__Work instructions__: Check every line of the data below for the word "icon". Copy the ones that have it.

━━━ Information ━━━

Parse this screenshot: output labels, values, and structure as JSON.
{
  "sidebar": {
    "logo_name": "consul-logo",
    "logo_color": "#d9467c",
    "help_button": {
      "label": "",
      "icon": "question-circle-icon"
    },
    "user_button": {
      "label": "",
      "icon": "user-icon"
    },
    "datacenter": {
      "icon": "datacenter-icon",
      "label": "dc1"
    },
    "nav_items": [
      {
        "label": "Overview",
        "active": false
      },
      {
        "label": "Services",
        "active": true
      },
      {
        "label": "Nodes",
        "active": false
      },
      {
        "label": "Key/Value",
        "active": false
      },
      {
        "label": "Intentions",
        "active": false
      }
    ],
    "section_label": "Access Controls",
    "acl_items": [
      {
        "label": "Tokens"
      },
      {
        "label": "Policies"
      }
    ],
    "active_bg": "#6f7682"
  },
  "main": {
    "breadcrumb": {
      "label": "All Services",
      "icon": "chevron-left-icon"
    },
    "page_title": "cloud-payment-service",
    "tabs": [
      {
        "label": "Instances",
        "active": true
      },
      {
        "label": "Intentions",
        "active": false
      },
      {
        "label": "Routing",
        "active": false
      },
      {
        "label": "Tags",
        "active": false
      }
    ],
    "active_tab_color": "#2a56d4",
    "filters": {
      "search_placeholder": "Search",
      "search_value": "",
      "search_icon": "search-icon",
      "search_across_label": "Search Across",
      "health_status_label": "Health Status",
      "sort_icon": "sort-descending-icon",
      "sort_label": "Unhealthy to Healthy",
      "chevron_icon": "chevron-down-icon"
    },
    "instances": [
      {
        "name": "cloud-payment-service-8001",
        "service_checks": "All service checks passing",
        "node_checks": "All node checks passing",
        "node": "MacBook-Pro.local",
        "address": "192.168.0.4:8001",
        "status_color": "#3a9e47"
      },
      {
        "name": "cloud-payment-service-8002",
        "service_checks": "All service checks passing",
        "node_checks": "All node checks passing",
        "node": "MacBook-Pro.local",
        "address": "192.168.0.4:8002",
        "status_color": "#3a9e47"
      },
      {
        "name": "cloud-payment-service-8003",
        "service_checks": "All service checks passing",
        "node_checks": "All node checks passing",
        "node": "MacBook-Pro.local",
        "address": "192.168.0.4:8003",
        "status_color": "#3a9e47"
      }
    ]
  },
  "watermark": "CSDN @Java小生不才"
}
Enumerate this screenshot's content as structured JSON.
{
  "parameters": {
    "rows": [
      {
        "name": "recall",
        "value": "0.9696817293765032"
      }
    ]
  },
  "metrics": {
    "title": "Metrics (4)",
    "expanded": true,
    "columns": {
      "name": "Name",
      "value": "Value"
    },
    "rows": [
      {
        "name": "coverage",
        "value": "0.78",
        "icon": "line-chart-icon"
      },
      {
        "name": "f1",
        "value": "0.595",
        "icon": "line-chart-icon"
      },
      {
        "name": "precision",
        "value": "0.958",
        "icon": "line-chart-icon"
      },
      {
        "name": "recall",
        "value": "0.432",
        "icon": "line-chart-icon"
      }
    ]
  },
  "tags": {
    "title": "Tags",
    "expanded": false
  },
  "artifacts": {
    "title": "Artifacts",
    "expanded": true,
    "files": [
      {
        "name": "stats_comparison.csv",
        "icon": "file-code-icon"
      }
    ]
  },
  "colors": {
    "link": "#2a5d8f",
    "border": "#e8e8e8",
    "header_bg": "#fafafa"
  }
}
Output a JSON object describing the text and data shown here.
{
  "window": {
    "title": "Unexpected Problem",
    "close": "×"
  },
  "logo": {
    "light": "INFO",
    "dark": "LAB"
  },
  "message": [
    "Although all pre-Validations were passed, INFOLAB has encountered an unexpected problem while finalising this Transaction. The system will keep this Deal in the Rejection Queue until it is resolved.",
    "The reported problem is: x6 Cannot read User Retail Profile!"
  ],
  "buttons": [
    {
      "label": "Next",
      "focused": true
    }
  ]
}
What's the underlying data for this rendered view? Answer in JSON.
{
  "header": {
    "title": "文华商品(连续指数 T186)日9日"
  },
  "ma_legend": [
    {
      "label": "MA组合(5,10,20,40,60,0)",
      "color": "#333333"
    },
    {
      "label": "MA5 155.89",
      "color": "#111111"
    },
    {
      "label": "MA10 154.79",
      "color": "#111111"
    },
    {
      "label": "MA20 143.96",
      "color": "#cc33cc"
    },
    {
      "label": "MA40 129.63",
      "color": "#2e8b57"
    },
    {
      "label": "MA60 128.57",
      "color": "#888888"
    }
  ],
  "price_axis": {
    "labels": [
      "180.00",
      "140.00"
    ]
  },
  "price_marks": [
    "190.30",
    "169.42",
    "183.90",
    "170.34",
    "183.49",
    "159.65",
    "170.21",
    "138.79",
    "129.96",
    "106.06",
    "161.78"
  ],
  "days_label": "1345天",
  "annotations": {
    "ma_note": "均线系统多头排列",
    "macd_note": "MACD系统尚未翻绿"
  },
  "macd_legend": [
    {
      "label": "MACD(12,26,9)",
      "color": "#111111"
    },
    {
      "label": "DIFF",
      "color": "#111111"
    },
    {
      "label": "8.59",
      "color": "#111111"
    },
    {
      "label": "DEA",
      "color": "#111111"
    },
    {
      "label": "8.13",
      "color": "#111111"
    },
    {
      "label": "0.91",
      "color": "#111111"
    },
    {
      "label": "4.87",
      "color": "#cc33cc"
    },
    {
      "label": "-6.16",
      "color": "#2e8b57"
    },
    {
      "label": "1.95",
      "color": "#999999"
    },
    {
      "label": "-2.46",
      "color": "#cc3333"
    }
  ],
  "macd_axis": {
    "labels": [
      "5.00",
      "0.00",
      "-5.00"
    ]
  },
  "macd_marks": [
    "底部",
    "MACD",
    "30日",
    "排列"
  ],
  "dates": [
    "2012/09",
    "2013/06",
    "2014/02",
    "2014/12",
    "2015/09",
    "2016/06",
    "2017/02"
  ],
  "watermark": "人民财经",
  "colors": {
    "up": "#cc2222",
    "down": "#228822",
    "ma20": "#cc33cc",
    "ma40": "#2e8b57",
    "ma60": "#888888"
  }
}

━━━

__Written solution__:
      "icon": "question-circle-icon"
      "icon": "user-icon"
      "icon": "datacenter-icon",
      "icon": "chevron-left-icon"
      "search_icon": "search-icon",
      "sort_icon": "sort-descending-icon",
      "chevron_icon": "chevron-down-icon"
        "icon": "line-chart-icon"
        "icon": "line-chart-icon"
        "icon": "line-chart-icon"
        "icon": "line-chart-icon"
        "icon": "file-code-icon"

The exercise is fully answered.